Sapiens by Yuval Noah Harari
How to condense a book about a subject as huge as, oh you know, the history of HUMANKIND into a brief insta-review?! Firstly, let me tell you this, the writing itself is superb and most importantly, hugely accessible. Harari has a remarkable ability of making the complex comprehensible and genuinely enjoyable to read about.
Secondly, the subject matter at hand — where did we come from and where are we going. Science, religion, money, idelology, empire, industry — it is *all* here. You’ll question your beliefs; I was particularly struck by the chapters ‘History’s Biggest Fraud’, which explores supposed evolutionary ‘success’, ‘The Law of Religion’, which explores polytheism, monotheism, Good and Evil and ‘And They Lived Happily Ever After’, which examines human happiness and its connection to really knowing the truth about ourselves. Indeed, can we ever be happy?
Thirdly and finally, this book was written over ten years ago and it’s one I have always *always* meant to pick up. I am very glad that finally, I did.

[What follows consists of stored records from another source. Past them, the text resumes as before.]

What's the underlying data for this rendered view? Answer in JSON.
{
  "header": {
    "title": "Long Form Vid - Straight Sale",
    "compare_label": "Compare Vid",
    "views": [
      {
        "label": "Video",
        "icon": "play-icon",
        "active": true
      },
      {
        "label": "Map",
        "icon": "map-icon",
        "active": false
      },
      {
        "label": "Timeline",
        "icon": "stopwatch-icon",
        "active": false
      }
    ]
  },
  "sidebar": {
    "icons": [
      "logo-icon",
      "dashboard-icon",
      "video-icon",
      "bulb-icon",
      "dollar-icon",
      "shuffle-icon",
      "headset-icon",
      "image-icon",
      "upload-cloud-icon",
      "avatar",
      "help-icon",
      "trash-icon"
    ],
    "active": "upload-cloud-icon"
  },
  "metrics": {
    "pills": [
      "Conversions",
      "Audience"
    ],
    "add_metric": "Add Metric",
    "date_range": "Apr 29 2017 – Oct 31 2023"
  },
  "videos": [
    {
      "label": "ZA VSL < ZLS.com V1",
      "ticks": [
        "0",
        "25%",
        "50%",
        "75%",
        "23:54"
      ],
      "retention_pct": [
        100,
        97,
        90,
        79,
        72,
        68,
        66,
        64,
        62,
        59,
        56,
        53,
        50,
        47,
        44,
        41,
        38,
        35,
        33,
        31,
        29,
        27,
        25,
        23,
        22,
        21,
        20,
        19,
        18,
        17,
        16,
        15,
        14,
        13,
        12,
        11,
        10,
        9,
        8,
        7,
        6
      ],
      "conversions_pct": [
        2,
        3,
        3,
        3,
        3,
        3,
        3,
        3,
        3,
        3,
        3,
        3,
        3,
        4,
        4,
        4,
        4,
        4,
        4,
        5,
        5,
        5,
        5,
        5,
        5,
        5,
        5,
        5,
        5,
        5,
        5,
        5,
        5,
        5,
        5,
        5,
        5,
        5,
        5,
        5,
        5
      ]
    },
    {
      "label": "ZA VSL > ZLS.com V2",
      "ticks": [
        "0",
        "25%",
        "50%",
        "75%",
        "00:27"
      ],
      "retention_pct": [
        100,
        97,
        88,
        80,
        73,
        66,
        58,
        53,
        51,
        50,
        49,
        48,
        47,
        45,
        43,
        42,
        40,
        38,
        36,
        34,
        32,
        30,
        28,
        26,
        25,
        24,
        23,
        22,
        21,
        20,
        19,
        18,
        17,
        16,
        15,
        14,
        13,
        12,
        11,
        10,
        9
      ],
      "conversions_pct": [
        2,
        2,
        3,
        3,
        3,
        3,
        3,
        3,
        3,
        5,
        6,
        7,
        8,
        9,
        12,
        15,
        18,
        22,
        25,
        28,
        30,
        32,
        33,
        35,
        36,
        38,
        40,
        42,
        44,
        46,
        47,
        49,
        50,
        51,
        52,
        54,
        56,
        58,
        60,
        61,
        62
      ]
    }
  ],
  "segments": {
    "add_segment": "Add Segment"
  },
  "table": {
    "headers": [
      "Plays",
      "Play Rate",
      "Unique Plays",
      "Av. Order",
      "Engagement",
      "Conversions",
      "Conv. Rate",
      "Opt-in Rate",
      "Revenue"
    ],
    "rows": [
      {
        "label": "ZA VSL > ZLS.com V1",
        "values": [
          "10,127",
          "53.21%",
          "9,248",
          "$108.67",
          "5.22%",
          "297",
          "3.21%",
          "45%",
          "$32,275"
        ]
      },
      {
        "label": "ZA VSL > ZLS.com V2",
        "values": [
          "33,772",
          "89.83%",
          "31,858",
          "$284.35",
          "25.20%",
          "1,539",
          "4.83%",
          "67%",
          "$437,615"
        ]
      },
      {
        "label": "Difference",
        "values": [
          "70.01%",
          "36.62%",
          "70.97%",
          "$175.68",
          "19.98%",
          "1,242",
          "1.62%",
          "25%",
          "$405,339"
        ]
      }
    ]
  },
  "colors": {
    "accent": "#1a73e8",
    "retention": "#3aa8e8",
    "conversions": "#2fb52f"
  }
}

There was a time when anyone who wanted to signpost their intellectualism on the underground was holding/reading this book (the cynic in me thought this a mere accessory). I have always been a thinker, questioning how we are here and why. Descartes “cogito ergo sum ~I think, therefore I am” is one of my favourite maxims. Sapiens is nothing short of astonishing. Harari traverses time and place to cover such a breathtaking amount of information that I frequently had to stop to contemplate his arguments and research.

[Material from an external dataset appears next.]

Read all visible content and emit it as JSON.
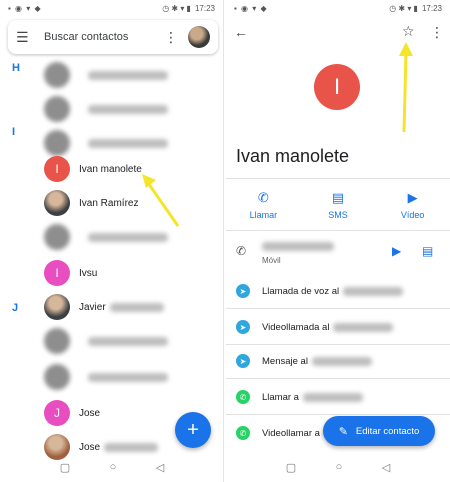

I found some chapters heavier and more saturated in detail than others and I can understand a ubiquitous view that this is a hard read. For the most part it was accessible and surprisingly witty. The author challenges some incredibly pervasive social stereotypes and the chapters on humanity’s origins and early movements were mind blowing, highlighting for me the nonsensical divides and bias based on gender, orientation and skin colour. An exploration of what makes humanity successful and how we attain happiness which I found incredibly thought provoking.